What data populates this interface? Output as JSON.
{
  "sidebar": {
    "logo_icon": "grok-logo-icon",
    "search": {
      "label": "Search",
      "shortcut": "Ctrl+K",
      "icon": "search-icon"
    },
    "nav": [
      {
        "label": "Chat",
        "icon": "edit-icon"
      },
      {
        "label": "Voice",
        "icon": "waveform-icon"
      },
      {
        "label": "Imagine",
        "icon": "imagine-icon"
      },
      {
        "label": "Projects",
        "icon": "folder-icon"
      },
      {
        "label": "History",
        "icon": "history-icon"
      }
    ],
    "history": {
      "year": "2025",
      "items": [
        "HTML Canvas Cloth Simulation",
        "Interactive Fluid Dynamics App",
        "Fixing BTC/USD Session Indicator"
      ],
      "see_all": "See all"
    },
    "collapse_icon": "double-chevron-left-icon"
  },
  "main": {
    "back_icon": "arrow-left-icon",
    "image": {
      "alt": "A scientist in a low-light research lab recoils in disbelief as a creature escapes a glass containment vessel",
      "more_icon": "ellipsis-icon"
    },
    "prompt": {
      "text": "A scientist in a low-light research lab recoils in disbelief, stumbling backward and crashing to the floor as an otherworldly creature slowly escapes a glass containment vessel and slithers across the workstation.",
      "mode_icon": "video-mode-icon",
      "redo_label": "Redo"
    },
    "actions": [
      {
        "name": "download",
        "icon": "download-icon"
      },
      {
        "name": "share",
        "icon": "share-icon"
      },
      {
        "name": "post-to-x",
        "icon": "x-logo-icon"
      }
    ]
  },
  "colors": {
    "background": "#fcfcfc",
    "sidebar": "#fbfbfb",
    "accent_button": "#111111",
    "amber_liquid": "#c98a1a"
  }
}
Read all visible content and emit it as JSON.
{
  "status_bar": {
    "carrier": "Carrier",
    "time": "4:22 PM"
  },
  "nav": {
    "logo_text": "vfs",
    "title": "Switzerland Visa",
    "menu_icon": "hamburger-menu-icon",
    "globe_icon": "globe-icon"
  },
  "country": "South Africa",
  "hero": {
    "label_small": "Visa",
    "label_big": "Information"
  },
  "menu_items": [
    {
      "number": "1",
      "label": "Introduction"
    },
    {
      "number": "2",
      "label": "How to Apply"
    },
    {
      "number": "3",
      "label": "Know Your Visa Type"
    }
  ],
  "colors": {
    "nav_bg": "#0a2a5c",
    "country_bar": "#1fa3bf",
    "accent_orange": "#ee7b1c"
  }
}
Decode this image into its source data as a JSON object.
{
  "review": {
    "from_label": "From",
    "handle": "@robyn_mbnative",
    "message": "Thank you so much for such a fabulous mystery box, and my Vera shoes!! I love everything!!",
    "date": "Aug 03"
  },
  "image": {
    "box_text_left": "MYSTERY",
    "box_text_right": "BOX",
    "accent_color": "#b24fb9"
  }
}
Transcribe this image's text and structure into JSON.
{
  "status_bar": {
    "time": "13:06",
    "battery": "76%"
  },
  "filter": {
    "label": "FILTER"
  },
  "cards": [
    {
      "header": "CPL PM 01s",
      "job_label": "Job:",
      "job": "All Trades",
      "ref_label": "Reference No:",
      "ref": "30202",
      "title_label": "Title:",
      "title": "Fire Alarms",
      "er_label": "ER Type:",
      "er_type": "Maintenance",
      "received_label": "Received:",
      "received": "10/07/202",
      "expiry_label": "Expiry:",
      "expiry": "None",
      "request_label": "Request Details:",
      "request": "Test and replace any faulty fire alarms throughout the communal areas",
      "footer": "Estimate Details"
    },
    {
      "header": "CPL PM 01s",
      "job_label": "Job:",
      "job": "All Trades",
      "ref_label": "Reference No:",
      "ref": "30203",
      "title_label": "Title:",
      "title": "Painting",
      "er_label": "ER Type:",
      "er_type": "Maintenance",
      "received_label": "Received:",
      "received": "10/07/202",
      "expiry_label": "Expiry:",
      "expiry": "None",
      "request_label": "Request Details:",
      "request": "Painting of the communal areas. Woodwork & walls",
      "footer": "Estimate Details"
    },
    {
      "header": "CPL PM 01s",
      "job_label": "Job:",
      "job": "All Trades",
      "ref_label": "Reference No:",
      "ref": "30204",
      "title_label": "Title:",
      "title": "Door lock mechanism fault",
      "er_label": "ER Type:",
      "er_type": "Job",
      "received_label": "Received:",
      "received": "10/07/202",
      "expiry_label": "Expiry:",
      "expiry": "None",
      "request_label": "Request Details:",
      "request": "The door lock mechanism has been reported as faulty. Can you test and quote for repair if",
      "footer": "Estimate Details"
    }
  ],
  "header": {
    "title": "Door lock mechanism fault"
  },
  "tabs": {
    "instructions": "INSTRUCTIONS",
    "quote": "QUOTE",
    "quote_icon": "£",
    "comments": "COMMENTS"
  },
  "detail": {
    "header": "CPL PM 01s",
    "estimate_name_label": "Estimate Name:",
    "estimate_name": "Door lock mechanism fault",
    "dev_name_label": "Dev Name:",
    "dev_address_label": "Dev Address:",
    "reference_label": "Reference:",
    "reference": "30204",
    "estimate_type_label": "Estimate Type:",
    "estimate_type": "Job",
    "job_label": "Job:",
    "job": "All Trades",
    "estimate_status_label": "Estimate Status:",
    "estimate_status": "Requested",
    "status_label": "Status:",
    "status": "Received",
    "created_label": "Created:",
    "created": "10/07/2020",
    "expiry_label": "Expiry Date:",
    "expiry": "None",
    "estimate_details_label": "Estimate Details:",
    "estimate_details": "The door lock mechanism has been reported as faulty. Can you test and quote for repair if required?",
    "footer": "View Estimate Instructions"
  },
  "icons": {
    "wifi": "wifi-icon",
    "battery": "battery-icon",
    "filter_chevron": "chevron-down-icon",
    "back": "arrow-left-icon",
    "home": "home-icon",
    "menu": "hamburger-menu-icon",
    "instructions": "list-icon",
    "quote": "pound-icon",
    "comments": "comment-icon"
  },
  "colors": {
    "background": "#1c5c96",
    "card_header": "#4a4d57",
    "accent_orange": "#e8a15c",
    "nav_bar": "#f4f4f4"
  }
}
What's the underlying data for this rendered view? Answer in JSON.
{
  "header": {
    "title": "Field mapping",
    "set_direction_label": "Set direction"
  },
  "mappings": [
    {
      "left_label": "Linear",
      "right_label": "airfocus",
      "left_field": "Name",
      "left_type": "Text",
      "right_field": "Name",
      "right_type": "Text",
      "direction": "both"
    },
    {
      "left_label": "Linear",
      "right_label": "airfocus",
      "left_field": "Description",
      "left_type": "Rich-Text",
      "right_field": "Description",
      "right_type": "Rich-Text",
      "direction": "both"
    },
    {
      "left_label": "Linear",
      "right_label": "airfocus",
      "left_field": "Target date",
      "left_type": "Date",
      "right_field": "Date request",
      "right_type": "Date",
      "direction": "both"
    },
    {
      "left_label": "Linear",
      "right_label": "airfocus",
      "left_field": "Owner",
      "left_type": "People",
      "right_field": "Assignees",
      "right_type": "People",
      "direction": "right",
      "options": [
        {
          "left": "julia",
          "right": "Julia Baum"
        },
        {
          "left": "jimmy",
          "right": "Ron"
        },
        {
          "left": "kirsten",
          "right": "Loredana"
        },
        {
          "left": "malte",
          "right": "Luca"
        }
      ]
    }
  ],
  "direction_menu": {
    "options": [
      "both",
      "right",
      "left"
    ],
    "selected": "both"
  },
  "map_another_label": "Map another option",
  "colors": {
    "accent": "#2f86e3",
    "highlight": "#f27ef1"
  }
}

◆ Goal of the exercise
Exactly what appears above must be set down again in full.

◆ Finished task
What data populates this interface? Output as JSON.
{
  "sidebar": {
    "logo_icon": "grok-logo-icon",
    "search": {
      "label": "Search",
      "shortcut": "Ctrl+K",
      "icon": "search-icon"
    },
    "nav": [
      {
        "label": "Chat",
        "icon": "edit-icon"
      },
      {
        "label": "Voice",
        "icon": "waveform-icon"
      },
      {
        "label": "Imagine",
        "icon": "imagine-icon"
      },
      {
        "label": "Projects",
        "icon": "folder-icon"
      },
      {
        "label": "History",
        "icon": "history-icon"
      }
    ],
    "history": {
      "year": "2025",
      "items": [
        "HTML Canvas Cloth Simulation",
        "Interactive Fluid Dynamics App",
        "Fixing BTC/USD Session Indicator"
      ],
      "see_all": "See all"
    },
    "collapse_icon": "double-chevron-left-icon"
  },
  "main": {
    "back_icon": "arrow-left-icon",
    "image": {
      "alt": "A scientist in a low-light research lab recoils in disbelief as a creature escapes a glass containment vessel",
      "more_icon": "ellipsis-icon"
    },
    "prompt": {
      "text": "A scientist in a low-light research lab recoils in disbelief, stumbling backward and crashing to the floor as an otherworldly creature slowly escapes a glass containment vessel and slithers across the workstation.",
      "mode_icon": "video-mode-icon",
      "redo_label": "Redo"
    },
    "actions": [
      {
        "name": "download",
        "icon": "download-icon"
      },
      {
        "name": "share",
        "icon": "share-icon"
      },
      {
        "name": "post-to-x",
        "icon": "x-logo-icon"
      }
    ]
  },
  "colors": {
    "background": "#fcfcfc",
    "sidebar": "#fbfbfb",
    "accent_button": "#111111",
    "amber_liquid": "#c98a1a"
  }
}
Read all visible content and emit it as JSON.
{
  "status_bar": {
    "carrier": "Carrier",
    "time": "4:22 PM"
  },
  "nav": {
    "logo_text": "vfs",
    "title": "Switzerland Visa",
    "menu_icon": "hamburger-menu-icon",
    "globe_icon": "globe-icon"
  },
  "country": "South Africa",
  "hero": {
    "label_small": "Visa",
    "label_big": "Information"
  },
  "menu_items": [
    {
      "number": "1",
      "label": "Introduction"
    },
    {
      "number": "2",
      "label": "How to Apply"
    },
    {
      "number": "3",
      "label": "Know Your Visa Type"
    }
  ],
  "colors": {
    "nav_bg": "#0a2a5c",
    "country_bar": "#1fa3bf",
    "accent_orange": "#ee7b1c"
  }
}
Decode this image into its source data as a JSON object.
{
  "review": {
    "from_label": "From",
    "handle": "@robyn_mbnative",
    "message": "Thank you so much for such a fabulous mystery box, and my Vera shoes!! I love everything!!",
    "date": "Aug 03"
  },
  "image": {
    "box_text_left": "MYSTERY",
    "box_text_right": "BOX",
    "accent_color": "#b24fb9"
  }
}
Transcribe this image's text and structure into JSON.
{
  "status_bar": {
    "time": "13:06",
    "battery": "76%"
  },
  "filter": {
    "label": "FILTER"
  },
  "cards": [
    {
      "header": "CPL PM 01s",
      "job_label": "Job:",
      "job": "All Trades",
      "ref_label": "Reference No:",
      "ref": "30202",
      "title_label": "Title:",
      "title": "Fire Alarms",
      "er_label": "ER Type:",
      "er_type": "Maintenance",
      "received_label": "Received:",
      "received": "10/07/202",
      "expiry_label": "Expiry:",
      "expiry": "None",
      "request_label": "Request Details:",
      "request": "Test and replace any faulty fire alarms throughout the communal areas",
      "footer": "Estimate Details"
    },
    {
      "header": "CPL PM 01s",
      "job_label": "Job:",
      "job": "All Trades",
      "ref_label": "Reference No:",
      "ref": "30203",
      "title_label": "Title:",
      "title": "Painting",
      "er_label": "ER Type:",
      "er_type": "Maintenance",
      "received_label": "Received:",
      "received": "10/07/202",
      "expiry_label": "Expiry:",
      "expiry": "None",
      "request_label": "Request Details:",
      "request": "Painting of the communal areas. Woodwork & walls",
      "footer": "Estimate Details"
    },
    {
      "header": "CPL PM 01s",
      "job_label": "Job:",
      "job": "All Trades",
      "ref_label": "Reference No:",
      "ref": "30204",
      "title_label": "Title:",
      "title": "Door lock mechanism fault",
      "er_label": "ER Type:",
      "er_type": "Job",
      "received_label": "Received:",
      "received": "10/07/202",
      "expiry_label": "Expiry:",
      "expiry": "None",
      "request_label": "Request Details:",
      "request": "The door lock mechanism has been reported as faulty. Can you test and quote for repair if",
      "footer": "Estimate Details"
    }
  ],
  "header": {
    "title": "Door lock mechanism fault"
  },
  "tabs": {
    "instructions": "INSTRUCTIONS",
    "quote": "QUOTE",
    "quote_icon": "£",
    "comments": "COMMENTS"
  },
  "detail": {
    "header": "CPL PM 01s",
    "estimate_name_label": "Estimate Name:",
    "estimate_name": "Door lock mechanism fault",
    "dev_name_label": "Dev Name:",
    "dev_address_label": "Dev Address:",
    "reference_label": "Reference:",
    "reference": "30204",
    "estimate_type_label": "Estimate Type:",
    "estimate_type": "Job",
    "job_label": "Job:",
    "job": "All Trades",
    "estimate_status_label": "Estimate Status:",
    "estimate_status": "Requested",
    "status_label": "Status:",
    "status": "Received",
    "created_label": "Created:",
    "created": "10/07/2020",
    "expiry_label": "Expiry Date:",
    "expiry": "None",
    "estimate_details_label": "Estimate Details:",
    "estimate_details": "The door lock mechanism has been reported as faulty. Can you test and quote for repair if required?",
    "footer": "View Estimate Instructions"
  },
  "icons": {
    "wifi": "wifi-icon",
    "battery": "battery-icon",
    "filter_chevron": "chevron-down-icon",
    "back": "arrow-left-icon",
    "home": "home-icon",
    "menu": "hamburger-menu-icon",
    "instructions": "list-icon",
    "quote": "pound-icon",
    "comments": "comment-icon"
  },
  "colors": {
    "background": "#1c5c96",
    "card_header": "#4a4d57",
    "accent_orange": "#e8a15c",
    "nav_bar": "#f4f4f4"
  }
}
What's the underlying data for this rendered view? Answer in JSON.
{
  "header": {
    "title": "Field mapping",
    "set_direction_label": "Set direction"
  },
  "mappings": [
    {
      "left_label": "Linear",
      "right_label": "airfocus",
      "left_field": "Name",
      "left_type": "Text",
      "right_field": "Name",
      "right_type": "Text",
      "direction": "both"
    },
    {
      "left_label": "Linear",
      "right_label": "airfocus",
      "left_field": "Description",
      "left_type": "Rich-Text",
      "right_field": "Description",
      "right_type": "Rich-Text",
      "direction": "both"
    },
    {
      "left_label": "Linear",
      "right_label": "airfocus",
      "left_field": "Target date",
      "left_type": "Date",
      "right_field": "Date request",
      "right_type": "Date",
      "direction": "both"
    },
    {
      "left_label": "Linear",
      "right_label": "airfocus",
      "left_field": "Owner",
      "left_type": "People",
      "right_field": "Assignees",
      "right_type": "People",
      "direction": "right",
      "options": [
        {
          "left": "julia",
          "right": "Julia Baum"
        },
        {
          "left": "jimmy",
          "right": "Ron"
        },
        {
          "left": "kirsten",
          "right": "Loredana"
        },
        {
          "left": "malte",
          "right": "Luca"
        }
      ]
    }
  ],
  "direction_menu": {
    "options": [
      "both",
      "right",
      "left"
    ],
    "selected": "both"
  },
  "map_another_label": "Map another option",
  "colors": {
    "accent": "#2f86e3",
    "highlight": "#f27ef1"
  }
}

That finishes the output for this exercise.